Museum of the History of Science logo

<< First | < Previous | Next > | Last >>

37 Early Brass Sextant by Jesse Ramsden

image of Early Brass Sextant by Jesse Ramsden

image of Early Brass Sextant by Jesse Ramsden

The antique dealer from whom I bought this instrument many years ago, intrigued me with a story about its maker Jesse Ramsden. He said that Ramsden was very particular and fastidious about his instruments and took fifteen years to make a large telescope for an observatory. He had an audience with the King who thanked him for arriving on time and on the correct day, except the appointment was for the previous year.

Private Collection, W. Midlands, U.K.

Jesse Ramsden (1735-1800) had the justifiable reputation, in his own lifetime, of being London’s finest scientific instrument maker. He hailed from Yorkshire where he was apprenticed into the textile industry, but in 1758 he apprenticed himself to the London scientific instrument maker Mark Burton for four years. He opened his first shop about 1763 and two years later he began to develop a machine that would be able to accurately mark the divisions on instruments such as sextants, completing his first dividing machine in 1768.

A close inspection of the divisions of the scale on this instrument show a number of ‘mistakes’ which would not have occurred had he used his machine, which he claimed his staff and his wife could use.

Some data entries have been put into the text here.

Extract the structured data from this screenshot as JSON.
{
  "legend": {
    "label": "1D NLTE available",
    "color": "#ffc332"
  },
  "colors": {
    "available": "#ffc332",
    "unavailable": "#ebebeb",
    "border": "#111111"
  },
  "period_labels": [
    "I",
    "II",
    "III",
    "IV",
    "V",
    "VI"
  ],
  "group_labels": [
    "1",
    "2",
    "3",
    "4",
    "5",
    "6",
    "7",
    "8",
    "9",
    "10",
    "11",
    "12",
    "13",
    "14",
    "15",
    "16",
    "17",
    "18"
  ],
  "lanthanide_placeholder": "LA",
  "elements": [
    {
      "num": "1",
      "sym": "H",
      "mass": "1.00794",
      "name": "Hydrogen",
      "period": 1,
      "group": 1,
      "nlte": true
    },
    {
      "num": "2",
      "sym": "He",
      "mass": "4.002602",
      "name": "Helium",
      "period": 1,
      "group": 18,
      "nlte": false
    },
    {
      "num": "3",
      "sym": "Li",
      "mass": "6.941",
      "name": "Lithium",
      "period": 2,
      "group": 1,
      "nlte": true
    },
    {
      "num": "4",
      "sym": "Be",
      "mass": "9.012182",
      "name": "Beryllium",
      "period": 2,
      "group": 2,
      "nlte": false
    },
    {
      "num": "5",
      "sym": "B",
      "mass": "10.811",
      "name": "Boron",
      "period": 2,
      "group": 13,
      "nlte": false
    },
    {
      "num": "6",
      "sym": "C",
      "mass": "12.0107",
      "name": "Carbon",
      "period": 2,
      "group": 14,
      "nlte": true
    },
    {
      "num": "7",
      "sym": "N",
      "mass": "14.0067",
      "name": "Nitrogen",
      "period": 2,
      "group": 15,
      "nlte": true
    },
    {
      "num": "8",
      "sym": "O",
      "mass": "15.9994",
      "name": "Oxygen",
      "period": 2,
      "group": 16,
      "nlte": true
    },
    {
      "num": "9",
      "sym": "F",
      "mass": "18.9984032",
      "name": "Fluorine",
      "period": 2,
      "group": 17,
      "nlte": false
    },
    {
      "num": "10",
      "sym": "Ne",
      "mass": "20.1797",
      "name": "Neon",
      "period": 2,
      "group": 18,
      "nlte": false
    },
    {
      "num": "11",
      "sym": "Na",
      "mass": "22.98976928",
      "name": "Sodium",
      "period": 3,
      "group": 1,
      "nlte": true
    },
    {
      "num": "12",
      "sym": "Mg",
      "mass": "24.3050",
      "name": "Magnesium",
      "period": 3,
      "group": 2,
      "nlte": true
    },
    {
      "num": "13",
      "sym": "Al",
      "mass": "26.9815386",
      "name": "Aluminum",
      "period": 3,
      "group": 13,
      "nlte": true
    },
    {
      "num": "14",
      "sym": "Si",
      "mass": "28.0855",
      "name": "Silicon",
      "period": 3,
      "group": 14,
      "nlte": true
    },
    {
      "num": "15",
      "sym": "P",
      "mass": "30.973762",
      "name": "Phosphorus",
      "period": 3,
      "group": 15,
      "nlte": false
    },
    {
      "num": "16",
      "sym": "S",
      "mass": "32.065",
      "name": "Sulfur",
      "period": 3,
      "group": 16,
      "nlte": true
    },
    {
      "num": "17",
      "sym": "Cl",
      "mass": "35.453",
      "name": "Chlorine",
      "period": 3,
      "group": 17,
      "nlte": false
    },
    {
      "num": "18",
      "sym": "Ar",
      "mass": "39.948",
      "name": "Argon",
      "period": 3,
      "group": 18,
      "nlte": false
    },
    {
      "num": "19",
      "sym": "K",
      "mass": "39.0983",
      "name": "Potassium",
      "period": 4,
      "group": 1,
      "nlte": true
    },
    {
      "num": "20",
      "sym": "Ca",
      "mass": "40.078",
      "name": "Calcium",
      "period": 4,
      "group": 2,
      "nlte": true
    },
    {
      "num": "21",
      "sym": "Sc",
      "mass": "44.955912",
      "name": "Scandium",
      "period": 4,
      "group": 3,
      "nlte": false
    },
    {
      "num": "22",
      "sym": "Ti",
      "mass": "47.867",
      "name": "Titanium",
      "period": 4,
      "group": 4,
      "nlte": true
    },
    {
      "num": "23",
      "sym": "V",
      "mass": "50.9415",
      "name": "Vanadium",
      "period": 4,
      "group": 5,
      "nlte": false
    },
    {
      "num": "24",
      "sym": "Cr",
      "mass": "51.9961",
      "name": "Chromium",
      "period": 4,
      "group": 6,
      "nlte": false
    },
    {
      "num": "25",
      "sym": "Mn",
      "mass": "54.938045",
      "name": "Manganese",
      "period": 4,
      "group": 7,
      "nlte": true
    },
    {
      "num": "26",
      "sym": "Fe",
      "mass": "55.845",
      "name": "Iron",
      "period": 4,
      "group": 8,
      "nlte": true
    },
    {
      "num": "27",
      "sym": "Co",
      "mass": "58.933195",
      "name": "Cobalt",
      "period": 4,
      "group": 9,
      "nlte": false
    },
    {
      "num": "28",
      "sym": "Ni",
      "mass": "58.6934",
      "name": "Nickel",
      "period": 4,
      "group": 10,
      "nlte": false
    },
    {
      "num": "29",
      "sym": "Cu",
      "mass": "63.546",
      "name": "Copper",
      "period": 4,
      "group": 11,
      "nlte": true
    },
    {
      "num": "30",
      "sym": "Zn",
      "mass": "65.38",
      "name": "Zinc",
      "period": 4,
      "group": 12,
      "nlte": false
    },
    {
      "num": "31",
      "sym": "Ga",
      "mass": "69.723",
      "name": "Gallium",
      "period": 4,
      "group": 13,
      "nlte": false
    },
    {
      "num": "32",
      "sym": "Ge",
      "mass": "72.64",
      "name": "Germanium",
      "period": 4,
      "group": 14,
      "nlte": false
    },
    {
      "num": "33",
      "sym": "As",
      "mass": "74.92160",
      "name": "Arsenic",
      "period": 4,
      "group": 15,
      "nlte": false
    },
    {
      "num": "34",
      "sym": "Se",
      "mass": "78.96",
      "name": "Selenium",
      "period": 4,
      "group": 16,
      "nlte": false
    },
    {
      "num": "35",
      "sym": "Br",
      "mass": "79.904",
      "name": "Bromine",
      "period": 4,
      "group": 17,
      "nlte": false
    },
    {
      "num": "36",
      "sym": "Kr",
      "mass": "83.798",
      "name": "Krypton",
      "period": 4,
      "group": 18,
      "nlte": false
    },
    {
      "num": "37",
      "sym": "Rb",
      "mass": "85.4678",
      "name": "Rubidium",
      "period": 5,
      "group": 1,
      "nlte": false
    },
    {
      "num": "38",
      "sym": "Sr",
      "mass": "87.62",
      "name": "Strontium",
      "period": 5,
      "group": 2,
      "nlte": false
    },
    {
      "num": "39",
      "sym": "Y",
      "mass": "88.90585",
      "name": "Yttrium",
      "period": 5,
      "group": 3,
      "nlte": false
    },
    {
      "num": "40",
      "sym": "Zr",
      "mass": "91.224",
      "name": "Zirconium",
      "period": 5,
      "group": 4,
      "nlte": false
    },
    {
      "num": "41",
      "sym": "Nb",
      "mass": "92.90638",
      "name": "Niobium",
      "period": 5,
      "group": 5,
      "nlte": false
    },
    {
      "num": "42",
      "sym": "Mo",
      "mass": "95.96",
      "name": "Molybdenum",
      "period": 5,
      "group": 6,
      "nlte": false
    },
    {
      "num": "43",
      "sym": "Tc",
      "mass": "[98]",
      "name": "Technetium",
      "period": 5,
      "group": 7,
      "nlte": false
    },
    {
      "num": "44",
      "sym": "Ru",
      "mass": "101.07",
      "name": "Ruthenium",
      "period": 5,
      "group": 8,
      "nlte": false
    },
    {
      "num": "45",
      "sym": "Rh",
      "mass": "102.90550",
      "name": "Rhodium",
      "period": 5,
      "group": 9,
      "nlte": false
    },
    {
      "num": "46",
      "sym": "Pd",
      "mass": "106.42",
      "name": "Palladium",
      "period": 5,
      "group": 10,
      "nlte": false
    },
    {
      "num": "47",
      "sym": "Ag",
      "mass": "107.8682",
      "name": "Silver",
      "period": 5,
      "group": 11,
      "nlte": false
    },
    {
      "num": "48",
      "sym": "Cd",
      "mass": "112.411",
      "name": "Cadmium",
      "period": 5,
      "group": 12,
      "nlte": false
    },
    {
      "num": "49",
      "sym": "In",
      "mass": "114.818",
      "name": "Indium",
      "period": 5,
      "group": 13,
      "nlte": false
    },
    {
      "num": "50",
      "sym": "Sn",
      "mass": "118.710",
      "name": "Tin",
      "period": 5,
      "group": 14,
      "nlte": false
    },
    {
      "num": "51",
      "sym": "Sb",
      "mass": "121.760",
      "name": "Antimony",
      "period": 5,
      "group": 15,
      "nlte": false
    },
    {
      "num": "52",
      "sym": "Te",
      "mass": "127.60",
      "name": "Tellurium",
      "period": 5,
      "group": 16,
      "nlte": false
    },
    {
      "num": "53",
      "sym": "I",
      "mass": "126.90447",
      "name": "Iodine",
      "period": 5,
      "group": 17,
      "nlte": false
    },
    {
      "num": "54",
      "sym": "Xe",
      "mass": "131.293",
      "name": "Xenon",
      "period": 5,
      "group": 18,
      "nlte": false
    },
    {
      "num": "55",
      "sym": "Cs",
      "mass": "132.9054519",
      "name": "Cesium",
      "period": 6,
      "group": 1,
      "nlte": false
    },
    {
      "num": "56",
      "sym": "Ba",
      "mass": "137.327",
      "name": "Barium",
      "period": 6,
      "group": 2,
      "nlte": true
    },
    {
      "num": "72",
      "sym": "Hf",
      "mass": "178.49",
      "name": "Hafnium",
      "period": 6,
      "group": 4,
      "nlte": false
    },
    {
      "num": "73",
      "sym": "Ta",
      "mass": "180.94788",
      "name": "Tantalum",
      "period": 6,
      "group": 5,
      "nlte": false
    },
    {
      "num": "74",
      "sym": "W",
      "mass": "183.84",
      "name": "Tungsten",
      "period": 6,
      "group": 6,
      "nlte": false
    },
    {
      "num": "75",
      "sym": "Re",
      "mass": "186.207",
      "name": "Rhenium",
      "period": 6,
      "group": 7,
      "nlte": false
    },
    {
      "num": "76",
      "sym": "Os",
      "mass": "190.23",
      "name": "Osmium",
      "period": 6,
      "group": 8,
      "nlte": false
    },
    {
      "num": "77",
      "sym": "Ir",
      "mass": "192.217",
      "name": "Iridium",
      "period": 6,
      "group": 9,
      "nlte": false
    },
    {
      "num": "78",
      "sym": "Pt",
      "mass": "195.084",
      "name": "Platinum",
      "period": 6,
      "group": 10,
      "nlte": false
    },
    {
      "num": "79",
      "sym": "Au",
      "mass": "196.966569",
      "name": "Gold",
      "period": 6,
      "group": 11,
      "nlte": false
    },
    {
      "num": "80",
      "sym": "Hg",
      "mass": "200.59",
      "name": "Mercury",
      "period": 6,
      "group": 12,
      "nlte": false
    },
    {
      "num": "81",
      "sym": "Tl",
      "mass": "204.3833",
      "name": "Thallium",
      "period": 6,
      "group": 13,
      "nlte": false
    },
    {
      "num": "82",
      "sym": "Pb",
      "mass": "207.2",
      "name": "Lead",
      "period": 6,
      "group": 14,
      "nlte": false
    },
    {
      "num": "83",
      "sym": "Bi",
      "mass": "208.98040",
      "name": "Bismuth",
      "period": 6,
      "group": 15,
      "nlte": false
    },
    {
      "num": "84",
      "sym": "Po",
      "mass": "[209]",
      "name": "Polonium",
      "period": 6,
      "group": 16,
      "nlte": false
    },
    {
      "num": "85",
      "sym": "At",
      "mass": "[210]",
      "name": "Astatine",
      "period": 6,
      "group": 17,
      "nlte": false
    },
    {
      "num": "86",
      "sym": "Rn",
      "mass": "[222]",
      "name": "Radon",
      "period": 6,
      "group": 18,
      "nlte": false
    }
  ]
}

By 1770, Ramsden had also improved the frame, making sextants with a T-bar construction and it is inconceivable that Ramsden would choose to divide an instrument by hand, a time-consuming procedure, when his machine could do the same work more quickly.

English, c.1765

See: Bulletin of the Scientific Instrument Society (forthcoming), where close-up pictures of the scale will be published.
A. McConnell, Jesse Ramsden (1735-1800) London’s Leading Scientific Instrument Maker, Aldershot, 2007, pp. 12-17, 33, 41


Objects lent by Anonymous Lender II, West Midlands, UK:

04. Beam Compass, by George Adams, London, 1757-60

13. Waywiser, by George Adams jr, London, between 1784 and 1796

35. Silver Engine-Turned Box Sextant, by Troughton, London, c. 1810

42. Hydrostatic Balance, by George Adams, London, c. 1760

50. Three Early Forms of Electro-Magnetic Demonstration Motor, English, c. 1835-40

Back to top